Once a coronavirus is detected in a sample, its genome and proteins can be sequenced and analysed. Knowing the viral diversity and the molecular characteristics of each strain will help refine treatments and contribute to vaccine development efforts. Several bioinformatics resources and tools hosted at EMBL-EBI and collaborating institutes now have entire sections dedicated to coronaviruses, allowing users to further investigate their coronavirus sequencing data.
For example, Ensembl has launched a SARS-CoV-2 genome browser, where users can download the SARS-CoV-2 reference genome. Rfam, the database of RNA families, has a COVID-19 resource page that allows users to annotate coronavirus RNA and predict secondary structures. UniProt, the comprehensive resource for protein sequence and annotation data, has also launched a COVID-19 portal, which provides the latest information on viral and human proteins relevant to the disease.
Open access transforms coronavirus research
When COVID-19 research efforts started ramping up, it became obvious that scientists, healthcare professionals, and public health advisors needed an open access centralised resource where data relating to SARS-CoV-2 and COVID-19 could be accessed. For this reason, EMBL-EBI set up the COVID-19 Data Portal, a single place where researchers can upload, share, and access data.

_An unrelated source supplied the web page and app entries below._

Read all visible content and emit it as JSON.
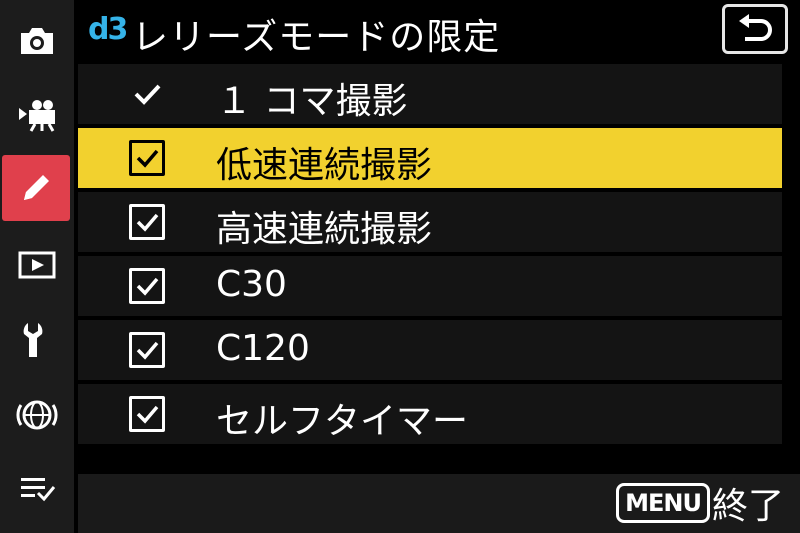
{
  "header": {
    "code": "d3",
    "title": "レリーズモードの限定"
  },
  "sidebar": {
    "items": [
      {
        "icon": "camera-icon"
      },
      {
        "icon": "movie-camera-icon"
      },
      {
        "icon": "pencil-icon",
        "active": true
      },
      {
        "icon": "playback-icon"
      },
      {
        "icon": "wrench-icon"
      },
      {
        "icon": "network-icon"
      },
      {
        "icon": "my-menu-icon"
      }
    ]
  },
  "options": [
    {
      "label": "１ コマ撮影",
      "check": "tick"
    },
    {
      "label": "低速連続撮影",
      "check": "checkbox",
      "checked": true,
      "selected": true
    },
    {
      "label": "高速連続撮影",
      "check": "checkbox",
      "checked": true
    },
    {
      "label": "C30",
      "check": "checkbox",
      "checked": true
    },
    {
      "label": "C120",
      "check": "checkbox",
      "checked": true
    },
    {
      "label": "セルフタイマー",
      "check": "checkbox",
      "checked": true
    }
  ],
  "footer": {
    "menu_badge": "MENU",
    "menu_label": "終了"
  },
  "colors": {
    "highlight": "#f2d12e",
    "accent": "#35b3e8",
    "active_tab": "#e0404c"
  }
}
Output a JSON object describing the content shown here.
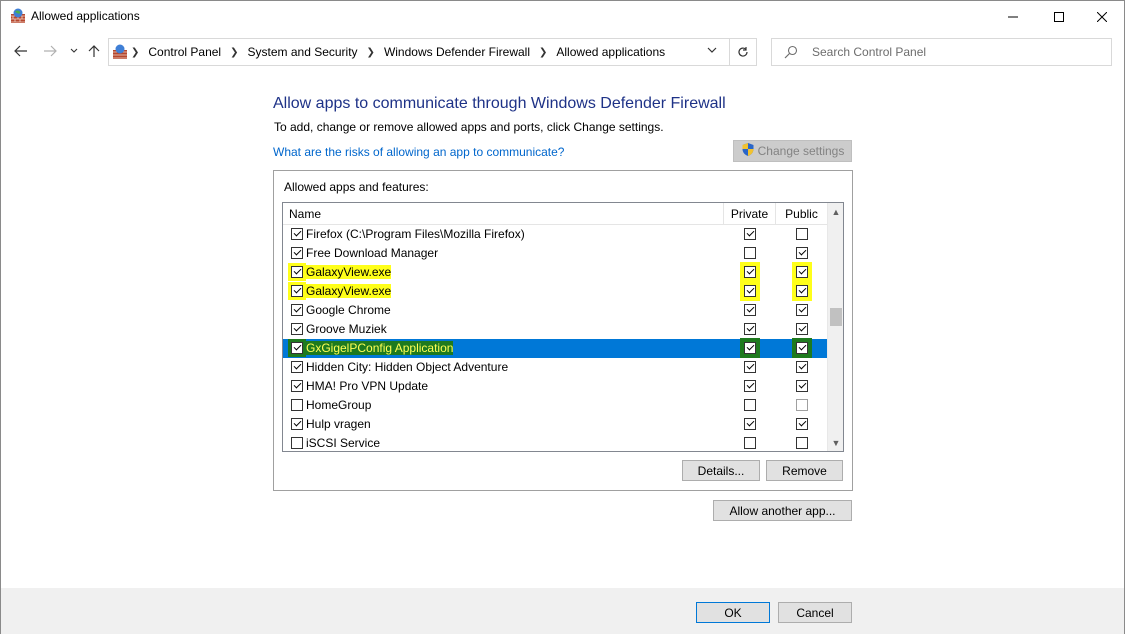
{
  "window": {
    "title": "Allowed applications"
  },
  "address_bar": {
    "crumbs": [
      "Control Panel",
      "System and Security",
      "Windows Defender Firewall",
      "Allowed applications"
    ]
  },
  "search": {
    "placeholder": "Search Control Panel"
  },
  "content": {
    "heading": "Allow apps to communicate through Windows Defender Firewall",
    "subtext": "To add, change or remove allowed apps and ports, click Change settings.",
    "risk_link": "What are the risks of allowing an app to communicate?",
    "change_settings": "Change settings"
  },
  "list": {
    "group_label": "Allowed apps and features:",
    "columns": {
      "name": "Name",
      "private": "Private",
      "public": "Public"
    },
    "rows": [
      {
        "name": "Firefox (C:\\Program Files\\Mozilla Firefox)",
        "enabled": true,
        "private": true,
        "public": false
      },
      {
        "name": "Free Download Manager",
        "enabled": true,
        "private": false,
        "public": true
      },
      {
        "name": "GalaxyView.exe",
        "enabled": true,
        "private": true,
        "public": true,
        "highlight": "yellow"
      },
      {
        "name": "GalaxyView.exe",
        "enabled": true,
        "private": true,
        "public": true,
        "highlight": "yellow"
      },
      {
        "name": "Google Chrome",
        "enabled": true,
        "private": true,
        "public": true
      },
      {
        "name": "Groove Muziek",
        "enabled": true,
        "private": true,
        "public": true
      },
      {
        "name": "GxGigelPConfig Application",
        "enabled": true,
        "private": true,
        "public": true,
        "selected": true,
        "highlight": "green"
      },
      {
        "name": "Hidden City: Hidden Object Adventure",
        "enabled": true,
        "private": true,
        "public": true
      },
      {
        "name": "HMA! Pro VPN Update",
        "enabled": true,
        "private": true,
        "public": true
      },
      {
        "name": "HomeGroup",
        "enabled": false,
        "private": false,
        "public": false
      },
      {
        "name": "Hulp vragen",
        "enabled": true,
        "private": true,
        "public": true
      },
      {
        "name": "iSCSI Service",
        "enabled": false,
        "private": false,
        "public": false
      }
    ]
  },
  "buttons": {
    "details": "Details...",
    "remove": "Remove",
    "allow_another": "Allow another app...",
    "ok": "OK",
    "cancel": "Cancel"
  },
  "colors": {
    "accent": "#0078d7",
    "heading": "#1e3287",
    "link": "#0066cc",
    "highlight_yellow": "#ffff1a",
    "highlight_green": "#1e7a1e"
  }
}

“Bringing together all the research data we hold at EMBL-EBI is a good start, but it wasn’t enough,” says Amonida. “We coordinate with other biomolecular centres that hold relevant data and, more importantly, we try to make the data useful downstream, for this pandemic and potentially for future diseases. Although COVID-19 is at the centre of attention right now, we need to be prepared for future epidemics.”
An international team of scientists including Pedro Beltrao’s Group at EMBL-EBI have looked for common weaknesses among the three coronaviruses that threaten human health. They compared SARS-CoV-1, MERS-CoV, and SARS-CoV-2 at the molecular level, including how their proteins interact with human proteins and where they localise in their host cells. In this study, published in the journal Science, they identified potential drug targets common to all three viruses, and a selection of drugs that could be repurposed for COVID-19 treatment.

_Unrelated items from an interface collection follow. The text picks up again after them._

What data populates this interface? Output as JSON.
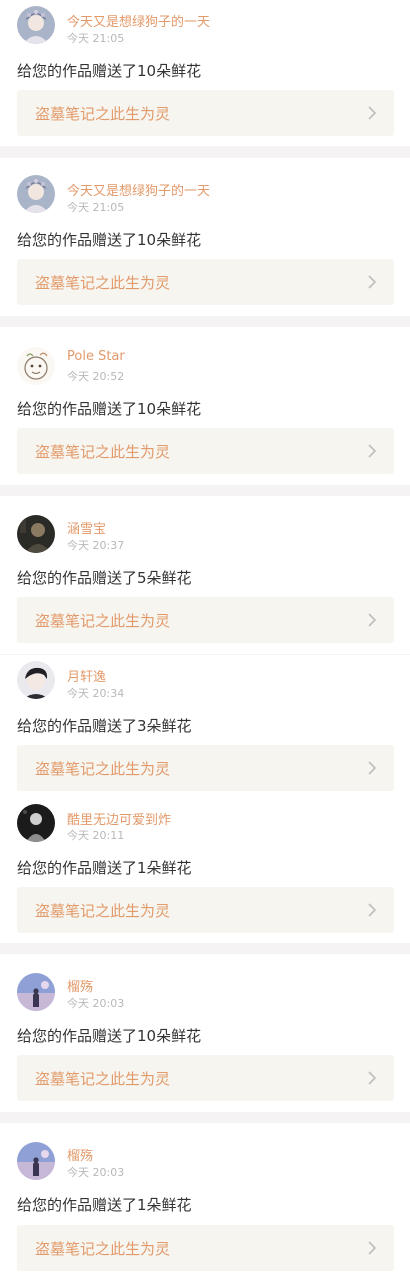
{
  "notifications": [
    {
      "username": "今天又是想绿狗子的一天",
      "time": "今天 21:05",
      "message": "给您的作品赠送了10朵鲜花",
      "work_title": "盗墓笔记之此生为灵",
      "avatar_icon": "opera-character-avatar-icon"
    },
    {
      "username": "今天又是想绿狗子的一天",
      "time": "今天 21:05",
      "message": "给您的作品赠送了10朵鲜花",
      "work_title": "盗墓笔记之此生为灵",
      "avatar_icon": "opera-character-avatar-icon"
    },
    {
      "username": "Pole Star",
      "time": "今天 20:52",
      "message": "给您的作品赠送了10朵鲜花",
      "work_title": "盗墓笔记之此生为灵",
      "avatar_icon": "cartoon-sketch-avatar-icon"
    },
    {
      "username": "涵雪宝",
      "time": "今天 20:37",
      "message": "给您的作品赠送了5朵鲜花",
      "work_title": "盗墓笔记之此生为灵",
      "avatar_icon": "dark-portrait-avatar-icon"
    },
    {
      "username": "月轩逸",
      "time": "今天 20:34",
      "message": "给您的作品赠送了3朵鲜花",
      "work_title": "盗墓笔记之此生为灵",
      "avatar_icon": "anime-boy-avatar-icon"
    },
    {
      "username": "酷里无边可爱到炸",
      "time": "今天 20:11",
      "message": "给您的作品赠送了1朵鲜花",
      "work_title": "盗墓笔记之此生为灵",
      "avatar_icon": "dark-figure-avatar-icon"
    },
    {
      "username": "榴殇",
      "time": "今天 20:03",
      "message": "给您的作品赠送了10朵鲜花",
      "work_title": "盗墓笔记之此生为灵",
      "avatar_icon": "sunset-silhouette-avatar-icon"
    },
    {
      "username": "榴殇",
      "time": "今天 20:03",
      "message": "给您的作品赠送了1朵鲜花",
      "work_title": "盗墓笔记之此生为灵",
      "avatar_icon": "sunset-silhouette-avatar-icon"
    }
  ],
  "colors": {
    "accent": "#e39a6a",
    "card_background": "#f6f5f0",
    "page_background": "#f5f3f3",
    "time_text": "#b8b8b8",
    "message_text": "#333333"
  }
}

“Our work involves collaborations with institutes worldwide. It would never be possible without freely accessible resources like the ones hosted at EMBL-EBI,” says Beltrao. “We will upload our data to the COVID-19 Data Portal and hope that it can be used in this pandemic and future outbreaks too.”

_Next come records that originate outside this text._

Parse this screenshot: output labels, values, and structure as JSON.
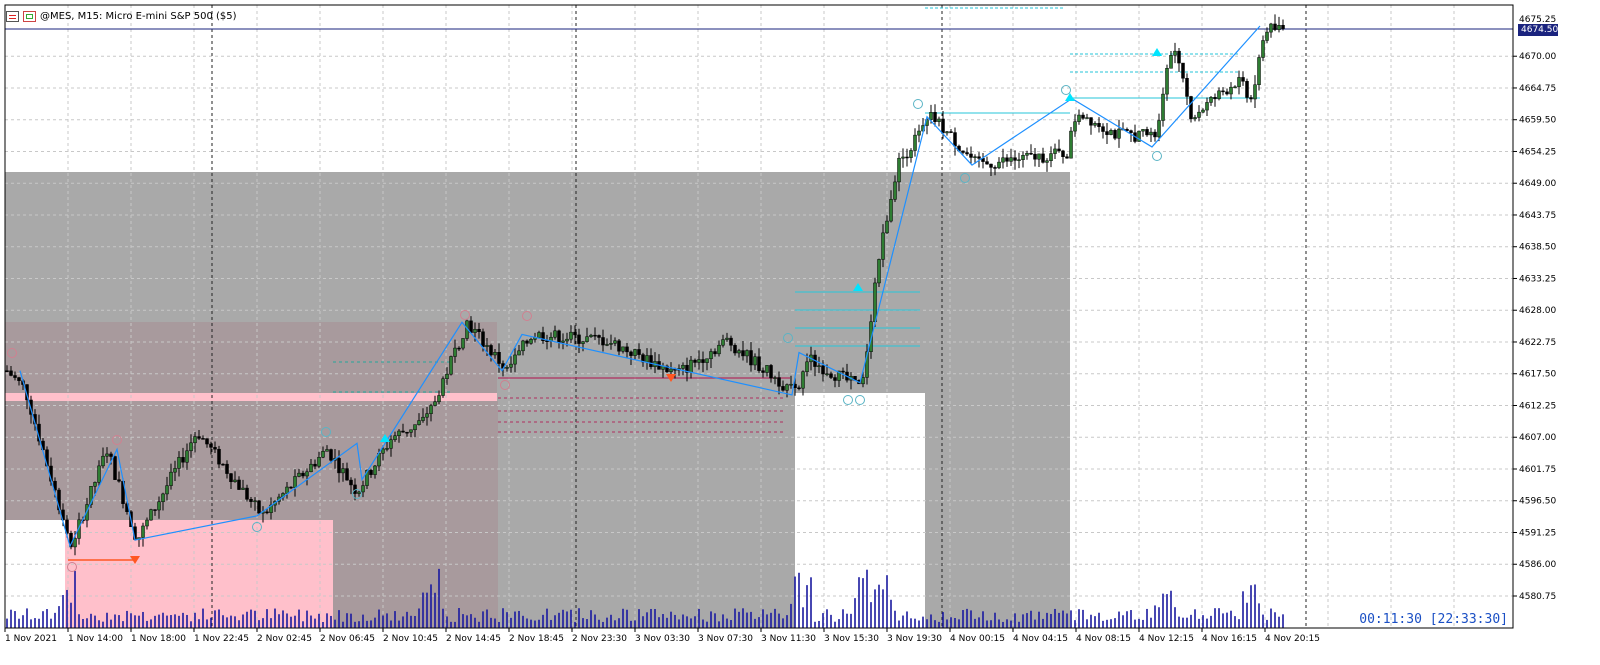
{
  "header": {
    "symbol_title": "@MES, M15:  Micro E-mini S&P 500 ($5)",
    "icons": [
      "chart-window-icon",
      "indicator-icon"
    ]
  },
  "price_axis": {
    "labels": [
      "4670.00",
      "4664.75",
      "4659.50",
      "4654.25",
      "4649.00",
      "4643.75",
      "4638.50",
      "4633.25",
      "4628.00",
      "4622.75",
      "4617.50",
      "4612.25",
      "4607.00",
      "4601.75",
      "4596.50",
      "4591.25",
      "4586.00",
      "4580.75"
    ],
    "current_price": "4674.50",
    "top_partial": "4675.25"
  },
  "time_axis": {
    "labels": [
      "1 Nov 2021",
      "1 Nov 14:00",
      "1 Nov 18:00",
      "1 Nov 22:45",
      "2 Nov 02:45",
      "2 Nov 06:45",
      "2 Nov 10:45",
      "2 Nov 14:45",
      "2 Nov 18:45",
      "2 Nov 23:30",
      "3 Nov 03:30",
      "3 Nov 07:30",
      "3 Nov 11:30",
      "3 Nov 15:30",
      "3 Nov 19:30",
      "4 Nov 00:15",
      "4 Nov 04:15",
      "4 Nov 08:15",
      "4 Nov 12:15",
      "4 Nov 16:15",
      "4 Nov 20:15"
    ]
  },
  "timer": "00:11:30 [22:33:30]",
  "colors": {
    "grid": "#c8c8c8",
    "zone_gray": "#a9a9a9",
    "zone_pink": "#ffc0cb",
    "zone_overlap": "#a89a9d",
    "zigzag": "#1e90ff",
    "volume": "#1a1aa0",
    "bull_candle": "#2e7d32",
    "bear_candle": "#000000",
    "current_price_line": "#1a237e",
    "timer": "#1a4fc4"
  },
  "chart_data": {
    "type": "candlestick",
    "symbol": "@MES",
    "timeframe": "M15",
    "ylim": [
      4578,
      4677
    ],
    "anchors": [
      {
        "t": 0,
        "p": 4618.0
      },
      {
        "t": 18,
        "p": 4615.0
      },
      {
        "t": 64,
        "p": 4589.0
      },
      {
        "t": 100,
        "p": 4605.0
      },
      {
        "t": 130,
        "p": 4590.0
      },
      {
        "t": 190,
        "p": 4608.0
      },
      {
        "t": 255,
        "p": 4594.0
      },
      {
        "t": 320,
        "p": 4605.0
      },
      {
        "t": 350,
        "p": 4598.0
      },
      {
        "t": 385,
        "p": 4607.0
      },
      {
        "t": 420,
        "p": 4610.0
      },
      {
        "t": 460,
        "p": 4626.0
      },
      {
        "t": 500,
        "p": 4618.0
      },
      {
        "t": 525,
        "p": 4624.0
      },
      {
        "t": 600,
        "p": 4623.0
      },
      {
        "t": 670,
        "p": 4617.5
      },
      {
        "t": 720,
        "p": 4623.0
      },
      {
        "t": 790,
        "p": 4614.0
      },
      {
        "t": 800,
        "p": 4620.0
      },
      {
        "t": 855,
        "p": 4615.0
      },
      {
        "t": 870,
        "p": 4635.0
      },
      {
        "t": 890,
        "p": 4652.0
      },
      {
        "t": 925,
        "p": 4660.0
      },
      {
        "t": 970,
        "p": 4652.0
      },
      {
        "t": 1060,
        "p": 4654.0
      },
      {
        "t": 1070,
        "p": 4661.0
      },
      {
        "t": 1110,
        "p": 4657.0
      },
      {
        "t": 1150,
        "p": 4657.0
      },
      {
        "t": 1165,
        "p": 4672.0
      },
      {
        "t": 1185,
        "p": 4660.0
      },
      {
        "t": 1230,
        "p": 4666.0
      },
      {
        "t": 1245,
        "p": 4663.0
      },
      {
        "t": 1258,
        "p": 4674.5
      },
      {
        "t": 1282,
        "p": 4674.5
      }
    ],
    "zigzag": [
      [
        68,
        4589
      ],
      [
        18,
        4618
      ],
      [
        68,
        4589
      ],
      [
        115,
        4605
      ],
      [
        133,
        4590
      ],
      [
        255,
        4594
      ],
      [
        355,
        4606
      ],
      [
        360,
        4600
      ],
      [
        460,
        4626
      ],
      [
        500,
        4618
      ],
      [
        520,
        4624
      ],
      [
        790,
        4614
      ],
      [
        797,
        4621
      ],
      [
        858,
        4616
      ],
      [
        925,
        4660
      ],
      [
        970,
        4652
      ],
      [
        1070,
        4663
      ],
      [
        1150,
        4655
      ],
      [
        1258,
        4675
      ]
    ],
    "volume_bars": true,
    "current_price": 4674.5
  }
}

In its first six months, the COVID-19 Data Portal saw nearly 3 million web requests and thousands of data submissions. Over 300 institutions from 30 countries have deposited data and the portal now offers open access to over 180,000 scientific publication records relating to the COVID-19 outbreak.
This rapid accumulation of data is a testament to what science can achieve in very little time, but more importantly acts as a model for how to share infectious disease data in the future. Collaboration between countries and disciplines, and reusing and adapting data infrastructure hold the key to helping us understand, monitor, and stop other infectious diseases in the future.
Image: An artist's impression of COVID-19 data storage obtained via different data resources. Image credit: Spencer Phillips, EMBL-EBI
HUFSKY, F., et al. (2020). Computational strategies to combat COVID-19: Useful tools to accelerate SARS-CoV-2 and Coronavirus research. Briefings in Bioinformatics. Published online 04 11; DOI: 10.1093/bib/bbaa232
EDGAR, R.C., et al. (2020). Petabase-scale sequence alignment catalyses viral discovery. bioRxiv. Published online 10 08; DOI: 10.1101/2020.08.07.241729
GORDON, D.E., et al. (2020). Comparative Host-Coronavirus Protein Interaction Networks Reveal Pan-Viral Disease Mechanisms. Science. Published online 15 10; DOI: 10.1126/science.abe9403
At EMBL's European Bioinformatics Institute (EMBL-EBI), we help scientists realise the potential of 'big data' in biology, exploiting complex information to make discoveries that benefit humankind.